The Radio Times logo

Top Peers threaten to march on Government in revolt about treatment of the BBC

Lords Fowler, Lester and Alli say they will try and bring forward legislation aimed to curb all Government power over the BBC if John Whittingdale goes ahead with punitive reforms of the Corporation

Published: Monday, 9th May 2016 at 12:24 pm

A group of cross bench Peers have threatened to “march” on the Government if John Whittingdale proceeds with his expected punitive BBC proposals in this Thursday’s White Paper.


The group led by Tory Peer and former Cabinet Minister Lord Fowler have said they will will also introduce a Bill to the House of Lords seeking to curb Government influence on the Corporation if the proposed changes to the way the BBC operates are contained in this week’s White Paper.

The Peers were speaking at an event in Westminster today attended by media experts and supported by celebrities including EastEnders actor Ross Kemp, Richard Wilson and June Sarpong.

Lord Fowler unveiled details of a draft Bill drawn up by Lib Dem Peer Lord Lester which will be put before the chamber if Whittingdale’s expected reforms are laid out in the White Paper, which is expected this Thursday.

The Lords' draft Bill aims to put into statute the independence of the BBC from Government “in all matters concerning its output, the times and manner in which its output is supplied, and the governance and management of its affairs".

“The BBC’s reputation rests on it being free of Government interference,” Lord Fowler said today.

Lord Lester said that the system where renegotiation of the licence fee occurs every ten years has a “chilling effect on the BBC’s independence... particularly during elections” and also damaged its ability to engage in “long term financial planning”.

He drafted the proposed Bill which he said will be introduced if the Government does not guarantee the BBC’s editorial independence in its White Paper.

“If the Government doesn’t [give way on these issues] then my goodness me not only will we back the bill then my goodness me…we will march,” said Lord Lester.

According to reported leaks from within the Department of Culture Media and Sport, Whittingdale’s White Paper will propose that the BBC take measures not to schedule big rating shows such as The Great British Bake Off against commercial opposition. It is also expected to propose that the BBC publish in full the details of its highest paid stars.

It has also been suggested that a portion of the licence fee be “top-sliced” to fund children’s programming on other commercial networks and would propose that the BBC's operations are overseen by a new board with more powers than the current regulatory body, the BBC Trust.

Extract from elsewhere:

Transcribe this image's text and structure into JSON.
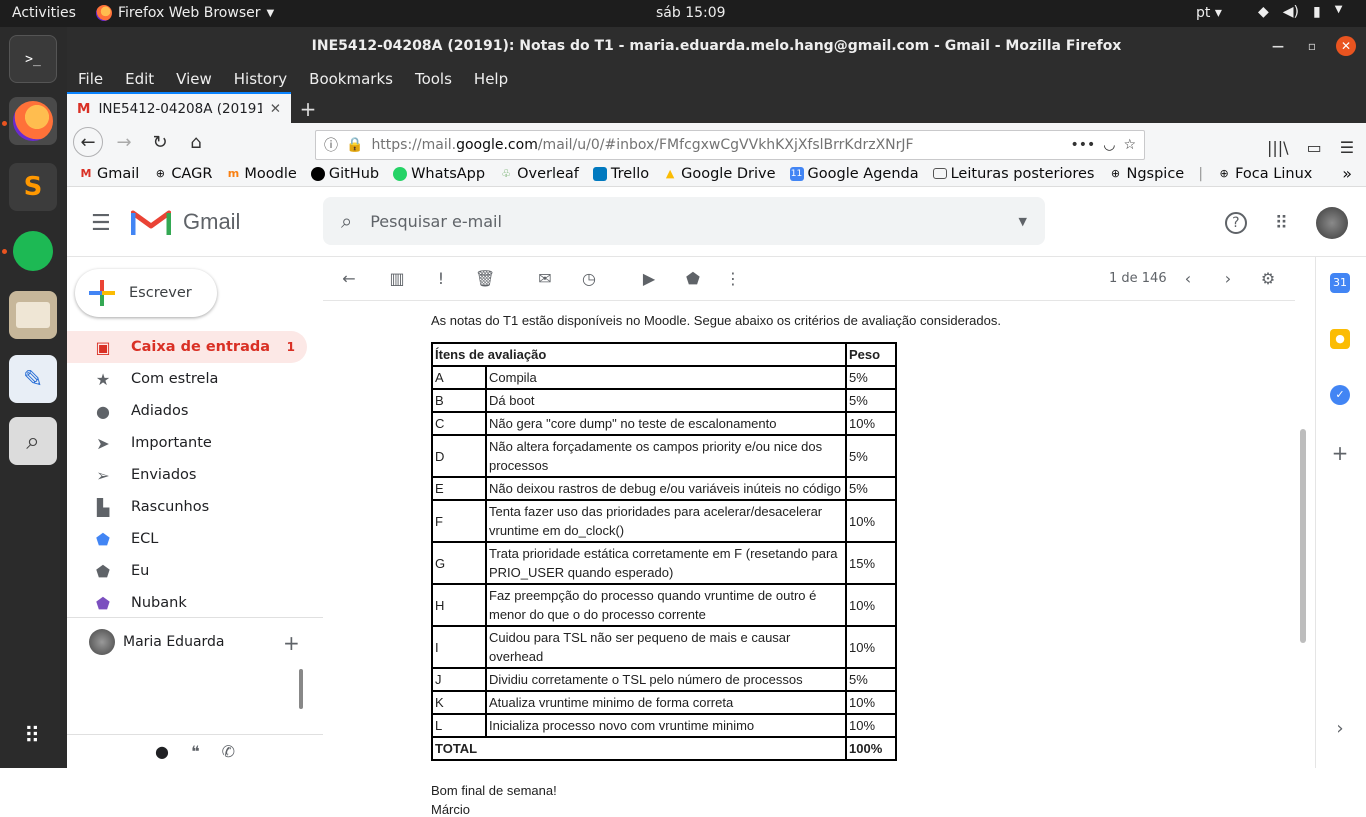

Fowler told today’s event that the rumoured content of the White Paper raised “serious questions” about the BBC’s independence and the draft Bill to the Lords would seek to take questions about the BBC’s funding, scale and scope out of the political process for good.

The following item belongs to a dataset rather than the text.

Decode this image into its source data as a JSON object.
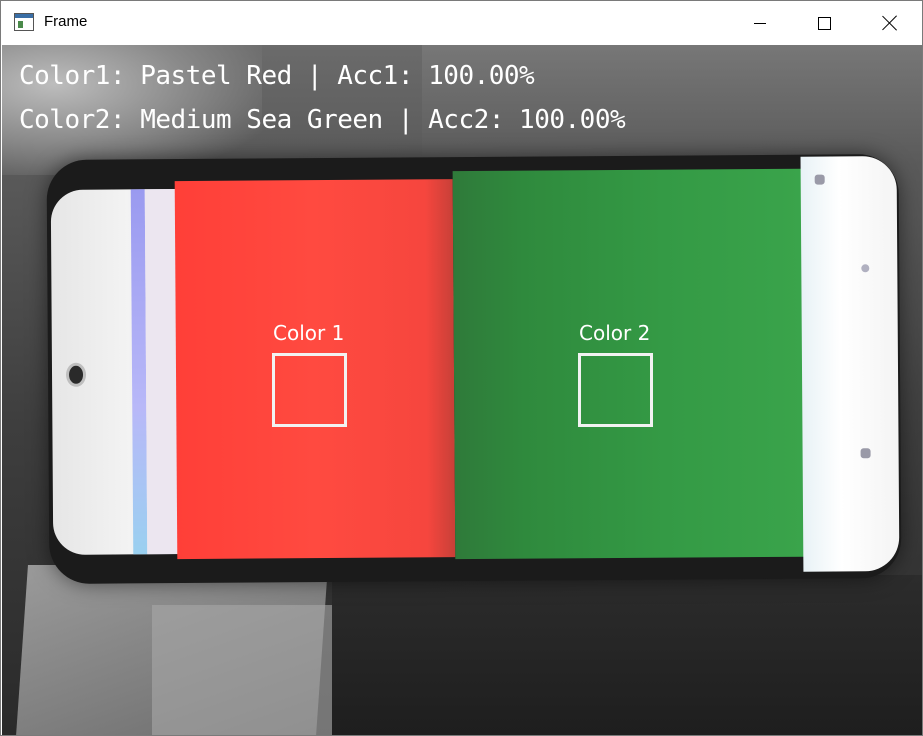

Lord Fowler added that the proposed new regulatory board which the Government is expected to establish to replace the BBC Trust should not be filled with Government appointees but should be comprised of people appointed on merit.

Lord Alli, the Labour Peer and former boss of production company Planet 24, also attacked the “ludicrous” suggestion of giving BBC money to commercial children’s producers and said that the BBC’s haul at the Baftas demonstrated its capacity to provide unique and valuable programming.

Listing all Bafta wins for shows such as Wolf Hall, Doctor Foster and Strictly Comes Dancing he said: “What more do you want in terms of entertainment? Why do you want to take that away?”

He said that culture secretary John Whittingdale was ”ideologically opposed” to the BBC and believed that “private is better”.

A draft Bill can be introduced in the House of Lords and would be expected to be laid in the chamber two weeks after the White Paper Is published.


It is then debated in a Second Reading in the Lords before it is able to stands a chance of getting enough MPs to see it put before the House of Commons. But to do so it would requite the support of the opposition parties and some Tory MPs.


Sponsored content